=== YOUR TASK ===
Could you give the entries back exactly as they stand, minus any pictures?

=== TASK DATA ===
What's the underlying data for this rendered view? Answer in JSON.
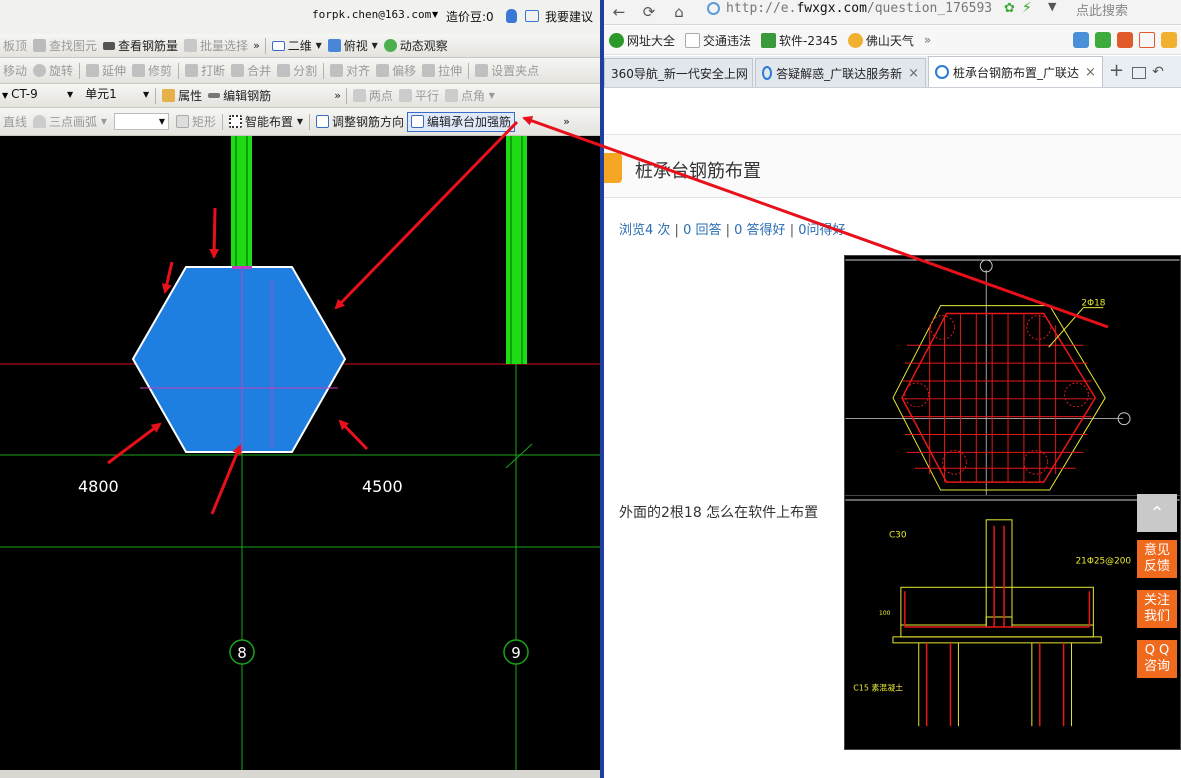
{
  "cad": {
    "login_email": "forpk.chen@163.com",
    "cost_label": "造价豆:0",
    "suggest_label": "我要建议",
    "row2": [
      "板顶",
      "查找图元",
      "查看钢筋量",
      "批量选择",
      "二维",
      "俯视",
      "动态观察"
    ],
    "row3": [
      "移动",
      "旋转",
      "延伸",
      "修剪",
      "打断",
      "合并",
      "分割",
      "对齐",
      "偏移",
      "拉伸",
      "设置夹点"
    ],
    "row4": {
      "component_select": "CT-9",
      "unit_select": "单元1",
      "attr_label": "属性",
      "edit_rebar_label": "编辑钢筋",
      "snap": [
        "两点",
        "平行",
        "点角"
      ]
    },
    "row5": {
      "line_label": "直线",
      "arc_label": "三点画弧",
      "rect_label": "矩形",
      "smart_label": "智能布置",
      "adjust_label": "调整钢筋方向",
      "edit_cap_label": "编辑承台加强筋"
    },
    "canvas": {
      "dim_left": "4800",
      "dim_right": "4500",
      "axis_left": "8",
      "axis_right": "9",
      "colors": {
        "hexagon": "#1e7fe0",
        "column": "#1ddc16",
        "axis_line": "#1aa31a",
        "red_line": "#d4101a",
        "arrow": "#e8101a"
      }
    }
  },
  "browser": {
    "url_prefix": "http://e.",
    "url_domain": "fwxgx.com",
    "url_rest": "/question_176593",
    "search_placeholder": "点此搜索",
    "bookmarks": [
      "网址大全",
      "交通违法",
      "软件-2345",
      "佛山天气"
    ],
    "tabs": [
      {
        "label": "360导航_新一代安全上网",
        "active": false
      },
      {
        "label": "答疑解惑_广联达服务新",
        "active": false
      },
      {
        "label": "桩承台钢筋布置_广联达",
        "active": true
      }
    ],
    "question": {
      "title": "桩承台钢筋布置",
      "views": "浏览4 次",
      "answers": "0 回答",
      "good": "0 答得好",
      "useful": "0问得好",
      "text": "外面的2根18 怎么在软件上布置"
    },
    "drawing1": {
      "label": "2Φ18"
    },
    "drawing2": {
      "label_c30": "C30",
      "label_rebar": "21Φ25@200",
      "label_c15": "C15 素混凝土",
      "label_100": "100"
    },
    "side_buttons": [
      {
        "line1": "意见",
        "line2": "反馈"
      },
      {
        "line1": "关注",
        "line2": "我们"
      },
      {
        "line1": "Q Q",
        "line2": "咨询"
      }
    ]
  }
}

=== FINISHED EXERCISE ===
What's the underlying data for this rendered view? Answer in JSON.
{
  "cad": {
    "login_email": "forpk.chen@163.com",
    "cost_label": "造价豆:0",
    "suggest_label": "我要建议",
    "row2": [
      "板顶",
      "查找图元",
      "查看钢筋量",
      "批量选择",
      "二维",
      "俯视",
      "动态观察"
    ],
    "row3": [
      "移动",
      "旋转",
      "延伸",
      "修剪",
      "打断",
      "合并",
      "分割",
      "对齐",
      "偏移",
      "拉伸",
      "设置夹点"
    ],
    "row4": {
      "component_select": "CT-9",
      "unit_select": "单元1",
      "attr_label": "属性",
      "edit_rebar_label": "编辑钢筋",
      "snap": [
        "两点",
        "平行",
        "点角"
      ]
    },
    "row5": {
      "line_label": "直线",
      "arc_label": "三点画弧",
      "rect_label": "矩形",
      "smart_label": "智能布置",
      "adjust_label": "调整钢筋方向",
      "edit_cap_label": "编辑承台加强筋"
    },
    "canvas": {
      "dim_left": "4800",
      "dim_right": "4500",
      "axis_left": "8",
      "axis_right": "9",
      "colors": {
        "hexagon": "#1e7fe0",
        "column": "#1ddc16",
        "axis_line": "#1aa31a",
        "red_line": "#d4101a",
        "arrow": "#e8101a"
      }
    }
  },
  "browser": {
    "url_prefix": "http://e.",
    "url_domain": "fwxgx.com",
    "url_rest": "/question_176593",
    "search_placeholder": "点此搜索",
    "bookmarks": [
      "网址大全",
      "交通违法",
      "软件-2345",
      "佛山天气"
    ],
    "tabs": [
      {
        "label": "360导航_新一代安全上网",
        "active": false
      },
      {
        "label": "答疑解惑_广联达服务新",
        "active": false
      },
      {
        "label": "桩承台钢筋布置_广联达",
        "active": true
      }
    ],
    "question": {
      "title": "桩承台钢筋布置",
      "views": "浏览4 次",
      "answers": "0 回答",
      "good": "0 答得好",
      "useful": "0问得好",
      "text": "外面的2根18 怎么在软件上布置"
    },
    "drawing1": {
      "label": "2Φ18"
    },
    "drawing2": {
      "label_c30": "C30",
      "label_rebar": "21Φ25@200",
      "label_c15": "C15 素混凝土",
      "label_100": "100"
    },
    "side_buttons": [
      {
        "line1": "意见",
        "line2": "反馈"
      },
      {
        "line1": "关注",
        "line2": "我们"
      },
      {
        "line1": "Q Q",
        "line2": "咨询"
      }
    ]
  }
}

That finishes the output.